Bringing the two together means doubling the programming available in each of the markets the new radio network serves, doubling the number of listeners it can reach and expanding the Catholic network’s fundraising base while increasing its appeal to advertisers.
It’s a win all around, said Father Francis “Rocky” Hoffman, executive director of Green Bay, Wisconsin-based Relevant Radio, which now provides 12 hours of original programming a day to stations concentrated in the Midwest and Northeast. Father Hoffman will continue to serve as executive director of the new company, with Immaculate Heart Media doing business as Relevant Radio.
That means that people in California will be able to tune into “The Drew Mariani Show” and “Word on Fire” and people in Chicago and New York can listen to “The Patrick Madrid Show” and “St. Joseph’s Workshop.”
However, given local preferences and schedules, every station will not broadcast every show. Rather, the network will try to meet local needs while making all programming available online.
“If (Relevant Radio) provides 12 hours of programming a day to 60 million people, and Immaculate Heart Radio provides 12 hours a day of original programming to 60 million people, together we can provide 24 hours of programming to 120 million people,” Father Hoffman said.
The new network is actually estimated to reach 136 million people in 36 states.
“It unites two very good organizations and creates a national entity with coast-to-coast reach,” said Doug Sherman, president of Immaculate Heart Radio.

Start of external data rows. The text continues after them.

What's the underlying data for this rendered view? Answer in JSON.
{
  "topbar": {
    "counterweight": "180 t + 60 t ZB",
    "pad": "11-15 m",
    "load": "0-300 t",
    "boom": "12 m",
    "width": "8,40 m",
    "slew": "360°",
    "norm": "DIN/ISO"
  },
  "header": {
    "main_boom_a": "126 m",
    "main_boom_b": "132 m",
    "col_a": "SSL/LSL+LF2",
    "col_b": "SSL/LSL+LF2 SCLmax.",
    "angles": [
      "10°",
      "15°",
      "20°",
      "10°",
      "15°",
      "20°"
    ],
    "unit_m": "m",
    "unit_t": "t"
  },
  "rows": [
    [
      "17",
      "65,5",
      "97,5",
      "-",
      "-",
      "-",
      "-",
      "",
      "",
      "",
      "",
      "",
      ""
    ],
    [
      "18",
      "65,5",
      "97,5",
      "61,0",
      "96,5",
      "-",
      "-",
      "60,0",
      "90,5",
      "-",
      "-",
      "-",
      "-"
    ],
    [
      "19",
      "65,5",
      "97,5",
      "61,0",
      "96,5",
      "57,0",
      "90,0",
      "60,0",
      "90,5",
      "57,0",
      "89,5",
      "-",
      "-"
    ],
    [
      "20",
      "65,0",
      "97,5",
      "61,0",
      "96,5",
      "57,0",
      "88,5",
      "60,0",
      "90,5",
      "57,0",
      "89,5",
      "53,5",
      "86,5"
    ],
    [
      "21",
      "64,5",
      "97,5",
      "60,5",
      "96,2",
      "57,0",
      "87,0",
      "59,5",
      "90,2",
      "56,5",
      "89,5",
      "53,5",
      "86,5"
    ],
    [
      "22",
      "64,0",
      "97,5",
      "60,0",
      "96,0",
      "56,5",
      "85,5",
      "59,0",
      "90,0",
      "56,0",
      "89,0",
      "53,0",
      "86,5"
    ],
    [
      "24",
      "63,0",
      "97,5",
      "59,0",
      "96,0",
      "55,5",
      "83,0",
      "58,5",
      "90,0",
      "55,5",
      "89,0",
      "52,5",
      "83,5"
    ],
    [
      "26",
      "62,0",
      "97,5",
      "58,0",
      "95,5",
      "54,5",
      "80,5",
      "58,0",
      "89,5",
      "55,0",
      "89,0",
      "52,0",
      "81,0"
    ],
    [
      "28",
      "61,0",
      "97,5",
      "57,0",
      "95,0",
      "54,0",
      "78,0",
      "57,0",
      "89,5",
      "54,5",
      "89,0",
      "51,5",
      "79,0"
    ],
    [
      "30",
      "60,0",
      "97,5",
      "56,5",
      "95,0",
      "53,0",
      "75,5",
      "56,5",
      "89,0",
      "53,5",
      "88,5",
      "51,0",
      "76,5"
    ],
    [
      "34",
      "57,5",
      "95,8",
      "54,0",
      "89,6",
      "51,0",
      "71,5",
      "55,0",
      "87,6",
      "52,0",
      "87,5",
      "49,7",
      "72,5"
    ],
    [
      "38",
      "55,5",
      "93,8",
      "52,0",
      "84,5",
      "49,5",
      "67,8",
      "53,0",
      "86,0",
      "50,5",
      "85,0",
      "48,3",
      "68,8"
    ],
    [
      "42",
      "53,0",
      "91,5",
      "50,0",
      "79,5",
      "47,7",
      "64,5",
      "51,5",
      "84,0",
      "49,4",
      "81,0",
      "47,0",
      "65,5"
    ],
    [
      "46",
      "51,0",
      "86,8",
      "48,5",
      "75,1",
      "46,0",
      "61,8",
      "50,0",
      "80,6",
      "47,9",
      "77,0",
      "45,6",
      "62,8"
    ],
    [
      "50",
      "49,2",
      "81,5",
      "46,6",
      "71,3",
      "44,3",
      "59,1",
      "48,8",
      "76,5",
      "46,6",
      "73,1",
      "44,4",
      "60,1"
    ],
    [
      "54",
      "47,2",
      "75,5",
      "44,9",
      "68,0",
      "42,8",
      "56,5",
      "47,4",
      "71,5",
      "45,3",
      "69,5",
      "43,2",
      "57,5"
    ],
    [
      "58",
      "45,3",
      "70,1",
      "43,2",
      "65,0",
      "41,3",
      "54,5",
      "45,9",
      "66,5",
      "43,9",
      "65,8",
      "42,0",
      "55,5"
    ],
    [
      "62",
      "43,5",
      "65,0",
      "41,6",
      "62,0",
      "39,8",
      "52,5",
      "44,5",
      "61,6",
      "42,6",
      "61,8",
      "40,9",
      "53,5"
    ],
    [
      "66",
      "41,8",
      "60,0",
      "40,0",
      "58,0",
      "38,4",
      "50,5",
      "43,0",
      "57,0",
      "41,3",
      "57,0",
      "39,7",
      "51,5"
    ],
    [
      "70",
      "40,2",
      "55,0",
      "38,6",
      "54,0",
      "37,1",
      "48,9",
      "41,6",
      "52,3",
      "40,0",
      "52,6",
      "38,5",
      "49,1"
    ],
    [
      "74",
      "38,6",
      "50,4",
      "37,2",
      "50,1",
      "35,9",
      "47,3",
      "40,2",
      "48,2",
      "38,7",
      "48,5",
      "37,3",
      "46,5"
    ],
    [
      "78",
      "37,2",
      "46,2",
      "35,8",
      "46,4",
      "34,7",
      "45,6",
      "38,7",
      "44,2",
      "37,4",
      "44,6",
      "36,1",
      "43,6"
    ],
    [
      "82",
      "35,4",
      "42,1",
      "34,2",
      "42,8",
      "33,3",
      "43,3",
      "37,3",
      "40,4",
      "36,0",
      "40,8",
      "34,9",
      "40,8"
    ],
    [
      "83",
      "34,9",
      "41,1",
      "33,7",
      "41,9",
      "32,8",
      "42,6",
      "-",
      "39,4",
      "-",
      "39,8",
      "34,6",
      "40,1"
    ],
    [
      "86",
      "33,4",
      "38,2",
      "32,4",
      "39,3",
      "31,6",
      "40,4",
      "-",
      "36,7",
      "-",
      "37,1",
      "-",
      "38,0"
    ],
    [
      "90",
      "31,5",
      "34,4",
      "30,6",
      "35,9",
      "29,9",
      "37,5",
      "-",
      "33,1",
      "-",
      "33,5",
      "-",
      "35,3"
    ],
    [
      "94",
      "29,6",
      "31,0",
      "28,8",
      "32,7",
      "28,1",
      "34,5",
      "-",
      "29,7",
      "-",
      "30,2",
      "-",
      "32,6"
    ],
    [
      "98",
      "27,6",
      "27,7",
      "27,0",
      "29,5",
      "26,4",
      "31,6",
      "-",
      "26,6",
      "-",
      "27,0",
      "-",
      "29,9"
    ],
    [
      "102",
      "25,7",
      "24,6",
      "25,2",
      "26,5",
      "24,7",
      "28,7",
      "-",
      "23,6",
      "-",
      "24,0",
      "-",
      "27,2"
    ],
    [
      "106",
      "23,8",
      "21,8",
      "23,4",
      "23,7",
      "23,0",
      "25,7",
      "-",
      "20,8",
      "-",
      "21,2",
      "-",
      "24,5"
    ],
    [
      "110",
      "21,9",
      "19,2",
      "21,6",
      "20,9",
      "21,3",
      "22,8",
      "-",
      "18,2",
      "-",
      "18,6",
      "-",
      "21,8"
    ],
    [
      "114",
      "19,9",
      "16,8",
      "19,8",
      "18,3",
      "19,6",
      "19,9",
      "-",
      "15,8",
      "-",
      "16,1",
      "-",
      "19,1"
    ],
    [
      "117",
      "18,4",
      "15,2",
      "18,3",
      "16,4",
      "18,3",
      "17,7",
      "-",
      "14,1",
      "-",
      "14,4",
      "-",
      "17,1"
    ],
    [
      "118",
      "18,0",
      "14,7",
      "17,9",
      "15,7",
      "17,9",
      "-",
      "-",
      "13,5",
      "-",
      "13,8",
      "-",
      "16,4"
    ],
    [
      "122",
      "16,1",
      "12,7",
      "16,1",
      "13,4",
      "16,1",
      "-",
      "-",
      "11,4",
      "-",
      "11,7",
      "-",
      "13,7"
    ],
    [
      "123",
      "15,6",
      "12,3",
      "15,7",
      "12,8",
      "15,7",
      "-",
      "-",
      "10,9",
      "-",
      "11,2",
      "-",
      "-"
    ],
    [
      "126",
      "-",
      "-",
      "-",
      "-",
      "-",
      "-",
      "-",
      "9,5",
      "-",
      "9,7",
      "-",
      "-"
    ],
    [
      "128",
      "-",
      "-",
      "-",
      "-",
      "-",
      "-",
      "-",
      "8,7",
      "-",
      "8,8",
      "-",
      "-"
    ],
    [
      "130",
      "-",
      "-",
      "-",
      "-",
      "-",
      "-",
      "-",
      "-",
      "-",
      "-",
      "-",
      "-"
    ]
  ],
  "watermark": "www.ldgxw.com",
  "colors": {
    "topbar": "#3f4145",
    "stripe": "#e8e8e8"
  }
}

Sherman will continue as president of the new network. “It will enable us to create the best programming. It really solidifies our apostolate well into the future.”
That is the main thing, said Green Bay Bishop David L. Ricken.
“As a member of the Board of Relevant Radio and as the bishop of Green Bay, I am deeply grateful for the merger between the wonderful Immaculate Heart Radio and Relevant Radio, that will increase the capacity to proclaim the Good News of the Gospel from a very dynamic Catholic platform that intersects with so many more people’s lives,” Bishop Ricken said in a statement. “The treasury of the Catholic way of living our relationship with Jesus Christ and serving the mission of the Gospel will be enriched by this joining and reach so many more people.”
The merger allows the new network to tap into supporters across the country. The new network has raised $22 million in donations to underwrite its work already; it plans to apply for permission to merge from the Federal Communications Commission once it reaches its $30 million fundraising goal.
Listeners will not see any immediate changes in the stations, Father Hoffman said, because receiving that permission can take months. Once that happens, it will take another several months at least to bring the two networks’ operations together, which means doing everything from merging databases to synchronizing the station clocks.
Immaculate Heart Radio, based in Loomis, California, has stations concentrated in the Southwest. There is no overlap in the markets between the stations owned and operated by the two networks, and there are no plans to close any of their stations.
The programming from both networks will continue to be available in the form of podcasts or by live-streaming broadcasts over the Internet. The programming from the new network will continue to be available in those formats, although websites and mobile apps could be consolidated in the future.
If anything, the merger could make it easier for the network to expand by giving it access to a more secure funding stream if radio licenses become available in markets it would like to serve.
“We’ve both been somewhat regional networks,” Sherman said. “This gives us a national presence.”
“This opens us up to national advertisers,” Father Hoffman said. “And there are economies of scale that make it much more efficient.”
Because of the nature of the networks, their unification is more the marriage of peers than the combining of competitors.
Indeed, the two networks never have seen one another as rivals, Sherman said. “It’s an effort of collaboration in the work of bringing souls to Christ.”
“As in any marriage, we will gain so much, and in the end it is our fervent hope that many more souls are helped to deepen their relationship with Jesus Christ,” Father Hoffman said. “We are very enthused with this union and so much of the credit goes to our associates, volunteers and benefactors. They are unbelievably hard-working, talented and committed to the mission.”
Michelle Martin writes from Illinois.